The state’s crisis-intervention practices are too lax and dozens of people have died under state care in recent years from causes that could have been prevented, the report says.
On the positive side, the report says state hospital admissions for people with developmental disabilities has “effectively ended.” The number of developmentally disabled people admitted to hospitals dropped from 886 to 146 over roughly the past decade, Georgia Department of Behavioral Health and Developmental Disabilities spokeswoman Angelyn Dionysatos said by email Thursday.
Mental health services administered by the department were placed under federal oversight in 2010, when the U.S. Department of Justice sued the state for violating the Americans with Disabilities Act. Federal authorities argued Georgia kept physically and mentally disabled people for too long in state hospitals and psychiatric wards, and did not provide enough resources to help them stay on their feet once released.
Georgia officials asked to dissolve the court agreement earlier this year.
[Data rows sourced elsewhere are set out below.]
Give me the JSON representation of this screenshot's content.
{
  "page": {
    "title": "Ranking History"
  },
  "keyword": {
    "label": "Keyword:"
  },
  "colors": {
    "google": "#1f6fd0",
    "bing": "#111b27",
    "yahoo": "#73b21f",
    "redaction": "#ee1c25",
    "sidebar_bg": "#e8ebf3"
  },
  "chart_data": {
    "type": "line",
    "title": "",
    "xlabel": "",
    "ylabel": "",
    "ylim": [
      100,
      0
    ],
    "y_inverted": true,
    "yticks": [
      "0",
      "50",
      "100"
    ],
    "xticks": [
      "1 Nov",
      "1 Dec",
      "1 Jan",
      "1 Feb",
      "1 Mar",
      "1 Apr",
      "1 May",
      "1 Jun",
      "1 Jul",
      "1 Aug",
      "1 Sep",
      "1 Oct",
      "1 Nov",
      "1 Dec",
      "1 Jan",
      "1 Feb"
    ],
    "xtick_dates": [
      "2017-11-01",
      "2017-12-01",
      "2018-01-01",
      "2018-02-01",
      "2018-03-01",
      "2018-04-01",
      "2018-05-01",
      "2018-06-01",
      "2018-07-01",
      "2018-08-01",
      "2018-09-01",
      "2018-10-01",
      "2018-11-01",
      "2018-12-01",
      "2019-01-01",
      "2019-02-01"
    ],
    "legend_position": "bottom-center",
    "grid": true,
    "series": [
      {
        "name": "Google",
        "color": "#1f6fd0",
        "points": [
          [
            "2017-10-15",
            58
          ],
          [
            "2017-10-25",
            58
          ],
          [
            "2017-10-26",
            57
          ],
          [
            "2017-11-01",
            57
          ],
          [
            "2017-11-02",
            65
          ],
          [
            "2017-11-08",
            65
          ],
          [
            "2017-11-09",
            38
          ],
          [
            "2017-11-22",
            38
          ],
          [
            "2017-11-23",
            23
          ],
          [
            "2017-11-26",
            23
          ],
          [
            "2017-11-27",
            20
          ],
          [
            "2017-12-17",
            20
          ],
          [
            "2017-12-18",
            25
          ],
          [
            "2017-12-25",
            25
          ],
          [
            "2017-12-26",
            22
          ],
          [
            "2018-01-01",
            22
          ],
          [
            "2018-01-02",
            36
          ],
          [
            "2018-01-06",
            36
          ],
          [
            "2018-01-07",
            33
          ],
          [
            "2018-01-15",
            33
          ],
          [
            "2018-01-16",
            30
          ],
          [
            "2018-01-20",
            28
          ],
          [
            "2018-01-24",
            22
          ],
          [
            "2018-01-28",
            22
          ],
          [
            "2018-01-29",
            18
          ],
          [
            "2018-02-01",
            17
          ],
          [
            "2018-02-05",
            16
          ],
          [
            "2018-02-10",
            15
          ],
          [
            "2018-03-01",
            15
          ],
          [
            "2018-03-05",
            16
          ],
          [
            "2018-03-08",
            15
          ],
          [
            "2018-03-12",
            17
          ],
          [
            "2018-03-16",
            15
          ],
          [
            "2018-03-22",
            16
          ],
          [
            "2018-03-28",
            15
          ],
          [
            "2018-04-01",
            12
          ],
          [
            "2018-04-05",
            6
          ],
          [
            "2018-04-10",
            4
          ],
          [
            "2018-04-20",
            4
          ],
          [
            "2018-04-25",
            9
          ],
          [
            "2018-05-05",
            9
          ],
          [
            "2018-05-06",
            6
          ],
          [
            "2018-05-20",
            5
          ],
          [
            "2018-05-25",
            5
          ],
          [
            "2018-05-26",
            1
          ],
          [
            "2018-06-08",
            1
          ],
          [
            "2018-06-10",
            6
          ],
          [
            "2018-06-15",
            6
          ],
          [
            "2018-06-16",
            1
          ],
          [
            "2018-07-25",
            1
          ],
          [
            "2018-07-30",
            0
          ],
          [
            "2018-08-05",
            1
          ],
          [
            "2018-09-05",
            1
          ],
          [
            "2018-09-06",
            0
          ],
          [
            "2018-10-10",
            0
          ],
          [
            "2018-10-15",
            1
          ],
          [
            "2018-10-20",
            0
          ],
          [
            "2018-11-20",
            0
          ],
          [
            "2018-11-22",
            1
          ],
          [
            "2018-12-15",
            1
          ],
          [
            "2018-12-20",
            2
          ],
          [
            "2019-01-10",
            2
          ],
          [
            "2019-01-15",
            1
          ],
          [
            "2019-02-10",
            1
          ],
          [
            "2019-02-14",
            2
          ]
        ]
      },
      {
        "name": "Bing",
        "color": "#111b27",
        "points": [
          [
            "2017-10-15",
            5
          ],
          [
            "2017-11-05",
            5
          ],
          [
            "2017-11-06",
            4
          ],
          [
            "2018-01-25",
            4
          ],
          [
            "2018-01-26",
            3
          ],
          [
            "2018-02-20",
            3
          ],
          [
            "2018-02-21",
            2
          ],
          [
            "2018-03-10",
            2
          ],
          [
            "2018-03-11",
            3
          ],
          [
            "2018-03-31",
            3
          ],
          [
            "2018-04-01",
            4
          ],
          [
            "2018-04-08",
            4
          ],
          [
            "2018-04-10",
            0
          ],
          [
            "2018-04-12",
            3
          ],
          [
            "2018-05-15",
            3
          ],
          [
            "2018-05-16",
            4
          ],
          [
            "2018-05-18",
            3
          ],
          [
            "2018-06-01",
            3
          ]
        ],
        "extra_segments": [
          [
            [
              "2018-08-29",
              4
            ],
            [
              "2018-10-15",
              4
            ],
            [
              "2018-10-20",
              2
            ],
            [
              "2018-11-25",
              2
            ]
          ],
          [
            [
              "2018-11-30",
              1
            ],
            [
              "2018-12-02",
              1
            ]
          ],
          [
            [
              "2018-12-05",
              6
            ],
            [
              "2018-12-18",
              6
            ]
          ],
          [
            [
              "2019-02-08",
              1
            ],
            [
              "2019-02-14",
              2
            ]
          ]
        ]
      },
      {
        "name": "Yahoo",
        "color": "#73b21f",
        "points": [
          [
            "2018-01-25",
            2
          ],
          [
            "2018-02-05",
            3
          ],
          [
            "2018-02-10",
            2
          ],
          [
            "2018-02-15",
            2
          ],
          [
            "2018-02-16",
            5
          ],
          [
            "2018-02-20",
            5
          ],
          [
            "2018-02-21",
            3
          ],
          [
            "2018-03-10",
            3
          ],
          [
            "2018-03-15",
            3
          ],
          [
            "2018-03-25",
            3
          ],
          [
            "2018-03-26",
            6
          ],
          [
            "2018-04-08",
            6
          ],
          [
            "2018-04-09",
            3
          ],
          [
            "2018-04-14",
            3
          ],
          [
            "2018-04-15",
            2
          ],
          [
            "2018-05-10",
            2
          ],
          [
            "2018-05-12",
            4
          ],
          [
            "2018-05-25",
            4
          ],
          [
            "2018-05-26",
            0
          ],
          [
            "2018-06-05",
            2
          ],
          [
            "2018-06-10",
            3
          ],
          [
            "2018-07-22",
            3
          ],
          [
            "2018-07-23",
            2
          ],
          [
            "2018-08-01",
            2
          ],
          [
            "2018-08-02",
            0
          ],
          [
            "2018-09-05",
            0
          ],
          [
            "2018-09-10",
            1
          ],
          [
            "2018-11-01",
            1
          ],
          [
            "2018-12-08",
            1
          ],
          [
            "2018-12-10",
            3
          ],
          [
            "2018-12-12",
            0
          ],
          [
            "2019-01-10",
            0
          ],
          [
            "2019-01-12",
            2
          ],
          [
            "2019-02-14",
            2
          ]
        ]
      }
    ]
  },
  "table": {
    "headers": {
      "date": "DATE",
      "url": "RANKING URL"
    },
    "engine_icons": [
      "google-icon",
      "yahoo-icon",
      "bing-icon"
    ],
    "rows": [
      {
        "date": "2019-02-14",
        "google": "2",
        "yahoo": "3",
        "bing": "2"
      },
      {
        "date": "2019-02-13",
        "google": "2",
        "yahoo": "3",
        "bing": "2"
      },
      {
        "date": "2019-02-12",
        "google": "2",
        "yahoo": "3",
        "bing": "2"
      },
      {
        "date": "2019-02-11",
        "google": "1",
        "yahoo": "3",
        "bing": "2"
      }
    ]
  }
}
Monday’s report urged the agreement to remain in place.
“Unfortunately, the State’s assertions do not always reflect current facts and are sometimes inconsistent with the legal requirements in this case,” Jones said in the report.
The state has poured more than $270 million into bolstering mental health services since 2010 and has “faithfully honored” the settlement’s demand to improve those services, DBHDD Commissioner Judy Fitzgerald said in a statement Tuesday.
“While I am frustrated by the conclusions reached by the independent reviewer, I am proud to stand by the tremendous progress by the dedicated professionals at (the department) and our provider network,” Fitzgerald said.
Overall, the report cautioned that reducing state funds for mental services could risk undoing improvements made over the years. Mental health advocates worry Gov. Brian Kemp’s recent request for a 4% budget cut across all departments this year could remove more than $50 million allocated for mental health services, said Devon Orland, the litigation director for the nonprofit Georgia Advocacy Office.
“I hope this budget doesn’t get cut because people will get hurt,” Orland said by phone Thursday. “The reality is when money is cut, it’s the most vulnerable people who are harmed.”
During Georgia’s recession-era state budget slashing, the Department of Behavioral Health and Developmental Disabilities was one of the few state agencies where lawmakers increased spending. Behavioral health funding increased by $131.8 million from 2009 to 2014 as a result of the settlement.